Whooping cough is a highly contagious childhood disease, primarily caused by the bacterium Bordetella pertussis. Resulting from the early success of vaccination strategies in achieving herd immunity pertussis was once considered a candidate for eradication. Alarmingly, pertussis incidence has climbed in some countries (e.g. US, UK) that boast high vaccine uptake, leading to a spate of infant deaths. Mysteriously, the resurgence is not ubiquitous, with pertussis incidence at modest levels in many countries. Much contention surrounds the underlying causes, and strong disagreement remains between clinical data and epidemiological studies. We propose a data science approach to integrate high-resolution epidemiological time series and bacterial genome sequences, to identify the drivers of pertussis transmission, evolution and, ultimately, resurgence. For this we will use a combination of statistical and mathematical models. Specifically, we will focus on the USA as a study case, we will use Bayesian coalescent models for demographic inference that integrate generalized linear models for testing drivers of evolution (such as vaccine changes and demographic changes). We will also develop mathematical models of transmission to quantify selection pressure of mutant introduction in vaccinated populations.

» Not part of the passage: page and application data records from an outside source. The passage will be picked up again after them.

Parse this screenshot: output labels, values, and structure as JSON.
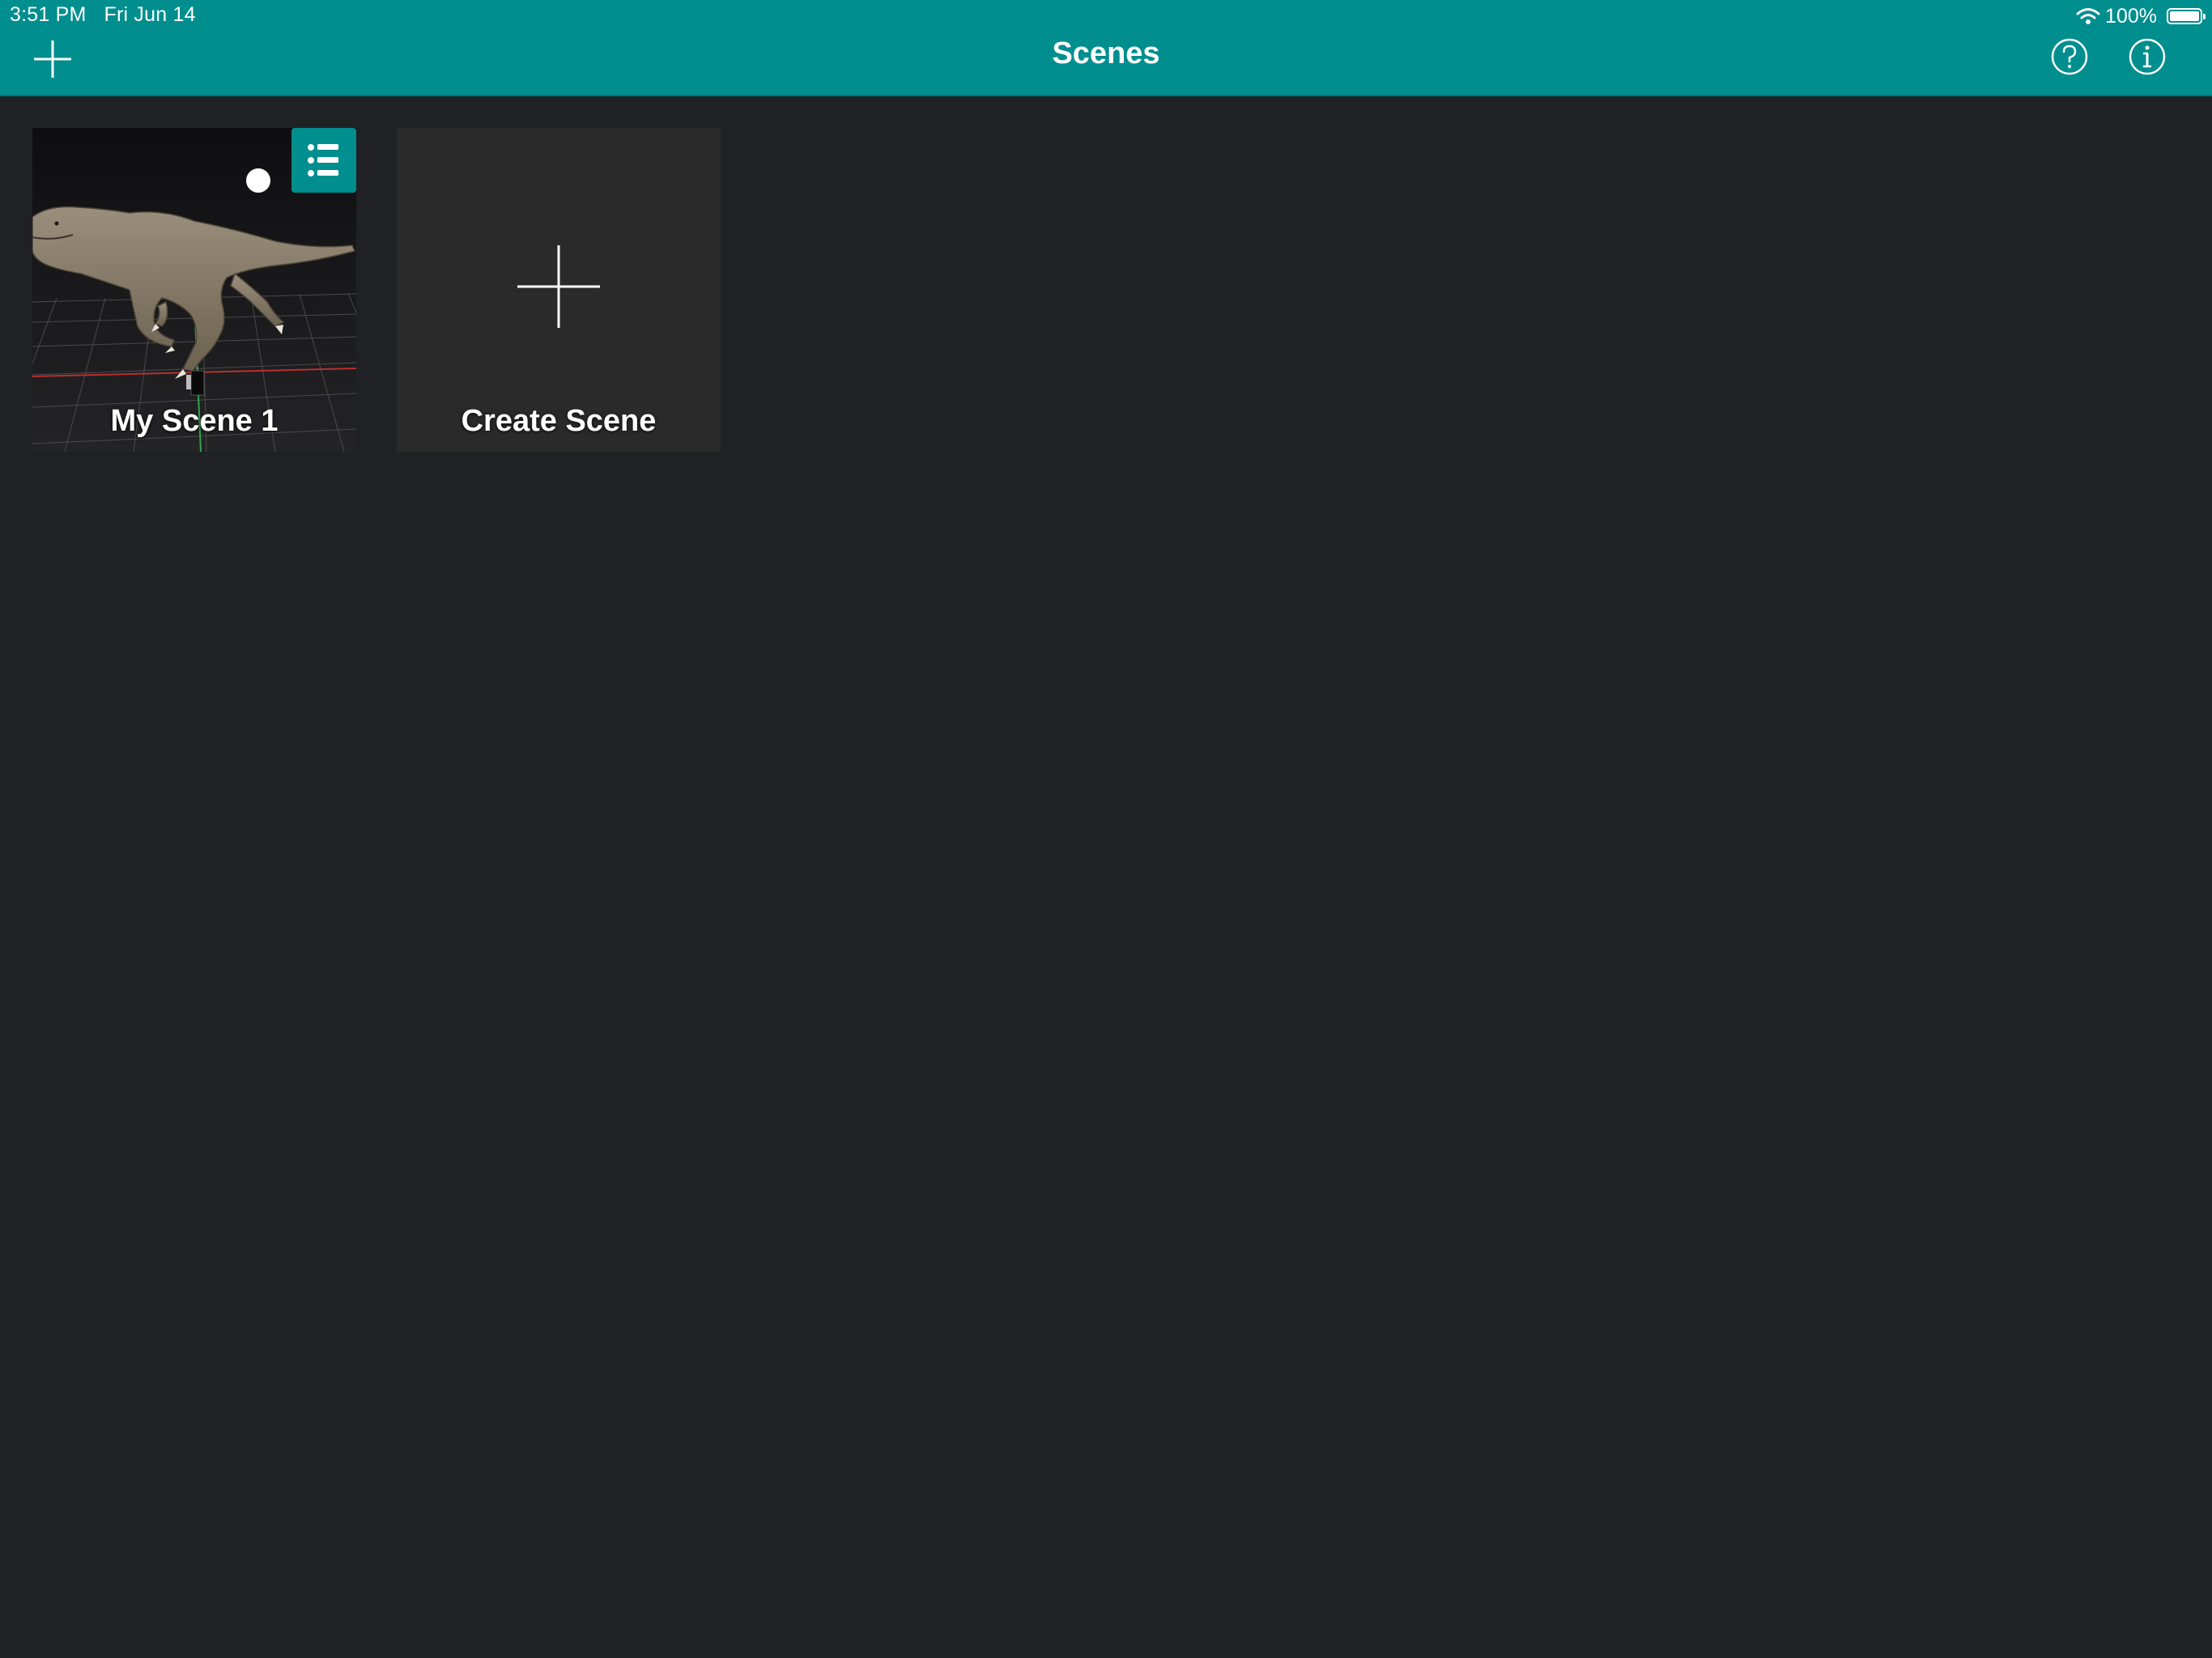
{
  "status_bar": {
    "time": "3:51 PM",
    "date": "Fri Jun 14",
    "battery": "100%"
  },
  "nav": {
    "title": "Scenes",
    "add_icon": "plus-icon",
    "help_icon": "question-circle-icon",
    "info_icon": "info-circle-icon"
  },
  "scenes": [
    {
      "name": "My Scene 1",
      "thumbnail": "t-rex-3d-preview",
      "menu_icon": "list-icon"
    }
  ],
  "create_card": {
    "label": "Create Scene",
    "icon": "plus-icon"
  },
  "colors": {
    "accent": "#008E8E",
    "background": "#202125",
    "card": "#2A2A2B"
  }
}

This is a quantitative project in the lab of Dr. Pej Rohani.
The correlates of vaccine-induced immunity are a subject of continued interest for both theoretical and practical reasons. The latter include the need to evaluate the consistency of vaccine production; the susceptibilities of individuals and populations after vaccination. Although the immune system is redundant, almost all current vaccines work through antibodies in serum or on mucosa that block infection or bacteremia/viremia and thus provide a correlate of protection. The functional characteristics of antibodies, as well as quantity, are important. Antibodies may be highly correlated with protection or synergistic with other functions. For pertussis, a vaccine preventable childhood disease, there is no known correlate of protection, the exact level of each of antibodies that are protective is controversial, and in any case, there is no absolute threshold. Using a data science approach, we propose to develop algorithms that will allow determining levels of protection in a systematic approach.
This project is composed of two parts: (i) A literature search to collect data on antibody levels from vaccine trial data and or experimental data; (ii) Developing sets of machine learning classification algorithms to optimize threshold searches and identification. This is a quantitative project hosted in the lab of Dr. Pej Rohani.
Globally, failing water infrastructure has been linked to declining water quality and increased exposure to contaminants, and potentially harmful bacteria infections including, but not limited to Escherichia coli. To assess temporal and spatial changes in the chemical and bacterial composition of water associated with failing water infrastructure in tributaries of the Oconee River Watershed, members of the Capps Lab will conduct a field- and lab-based empirical study. Field activities will be conducted in Athens, GA in stream reaches that have been designated as priority research areas by either Watershed UGA (https://www.watershed.uga.